▸ **Exercise instructions**: Every line below that holds "удар" must be copied.

▸ **Interface dataset entries**:
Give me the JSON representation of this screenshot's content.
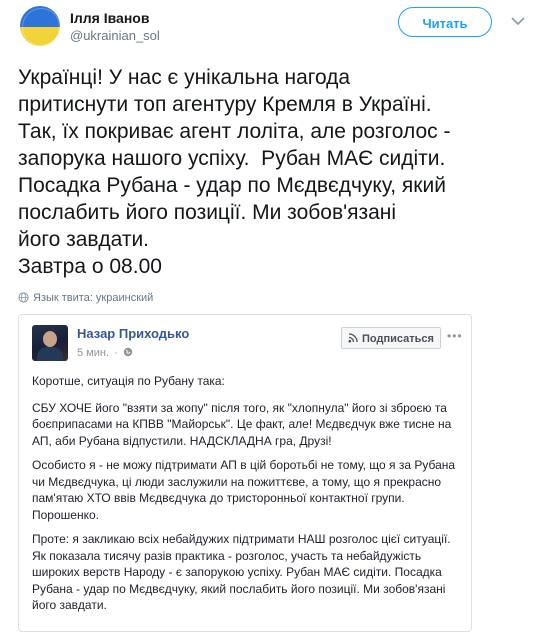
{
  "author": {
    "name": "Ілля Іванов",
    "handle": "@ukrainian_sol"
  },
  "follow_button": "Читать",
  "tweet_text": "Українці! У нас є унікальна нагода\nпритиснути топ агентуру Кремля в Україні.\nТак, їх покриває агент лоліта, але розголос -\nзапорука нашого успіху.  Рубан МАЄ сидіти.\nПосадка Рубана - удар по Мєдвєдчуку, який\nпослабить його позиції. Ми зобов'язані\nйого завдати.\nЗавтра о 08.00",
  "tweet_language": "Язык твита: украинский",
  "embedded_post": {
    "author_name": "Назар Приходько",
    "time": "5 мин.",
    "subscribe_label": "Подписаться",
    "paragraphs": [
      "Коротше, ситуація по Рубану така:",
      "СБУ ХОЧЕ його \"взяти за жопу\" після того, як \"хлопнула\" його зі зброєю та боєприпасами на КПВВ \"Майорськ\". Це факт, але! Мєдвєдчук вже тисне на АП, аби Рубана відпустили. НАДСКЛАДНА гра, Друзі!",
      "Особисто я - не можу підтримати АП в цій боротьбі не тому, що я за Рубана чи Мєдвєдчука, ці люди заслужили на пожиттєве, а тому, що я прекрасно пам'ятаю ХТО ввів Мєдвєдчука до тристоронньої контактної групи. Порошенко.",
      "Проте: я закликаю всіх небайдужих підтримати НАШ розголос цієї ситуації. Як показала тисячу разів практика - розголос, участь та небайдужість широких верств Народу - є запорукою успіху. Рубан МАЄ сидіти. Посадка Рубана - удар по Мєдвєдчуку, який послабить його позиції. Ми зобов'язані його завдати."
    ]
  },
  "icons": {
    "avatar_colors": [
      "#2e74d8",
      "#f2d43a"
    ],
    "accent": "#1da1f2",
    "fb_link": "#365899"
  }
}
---
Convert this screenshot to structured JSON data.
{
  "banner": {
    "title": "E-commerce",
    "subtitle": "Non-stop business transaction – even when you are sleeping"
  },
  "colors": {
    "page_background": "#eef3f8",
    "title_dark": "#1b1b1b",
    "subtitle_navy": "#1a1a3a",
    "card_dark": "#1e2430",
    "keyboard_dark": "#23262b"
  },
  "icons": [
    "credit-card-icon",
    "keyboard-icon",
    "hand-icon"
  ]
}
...
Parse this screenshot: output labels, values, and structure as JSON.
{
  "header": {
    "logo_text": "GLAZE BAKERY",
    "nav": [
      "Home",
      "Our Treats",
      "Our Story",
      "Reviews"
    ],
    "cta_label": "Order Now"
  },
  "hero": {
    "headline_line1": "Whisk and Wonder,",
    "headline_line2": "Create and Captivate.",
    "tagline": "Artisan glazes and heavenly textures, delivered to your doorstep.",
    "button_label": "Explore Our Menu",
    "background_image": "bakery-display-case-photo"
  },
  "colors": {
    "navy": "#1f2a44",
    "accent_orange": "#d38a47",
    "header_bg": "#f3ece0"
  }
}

▸ **Finished task**:
  "tweet_text": "Українці! У нас є унікальна нагода\nпритиснути топ агентуру Кремля в Україні.\nТак, їх покриває агент лоліта, але розголос -\nзапорука нашого успіху.  Рубан МАЄ сидіти.\nПосадка Рубана - удар по Мєдвєдчуку, який\nпослабить його позиції. Ми зобов'язані\nйого завдати.\nЗавтра о 08.00",
      "Проте: я закликаю всіх небайдужих підтримати НАШ розголос цієї ситуації. Як показала тисячу разів практика - розголос, участь та небайдужість широких верств Народу - є запорукою успіху. Рубан МАЄ сидіти. Посадка Рубана - удар по Мєдвєдчуку, який послабить його позиції. Ми зобов'язані його завдати."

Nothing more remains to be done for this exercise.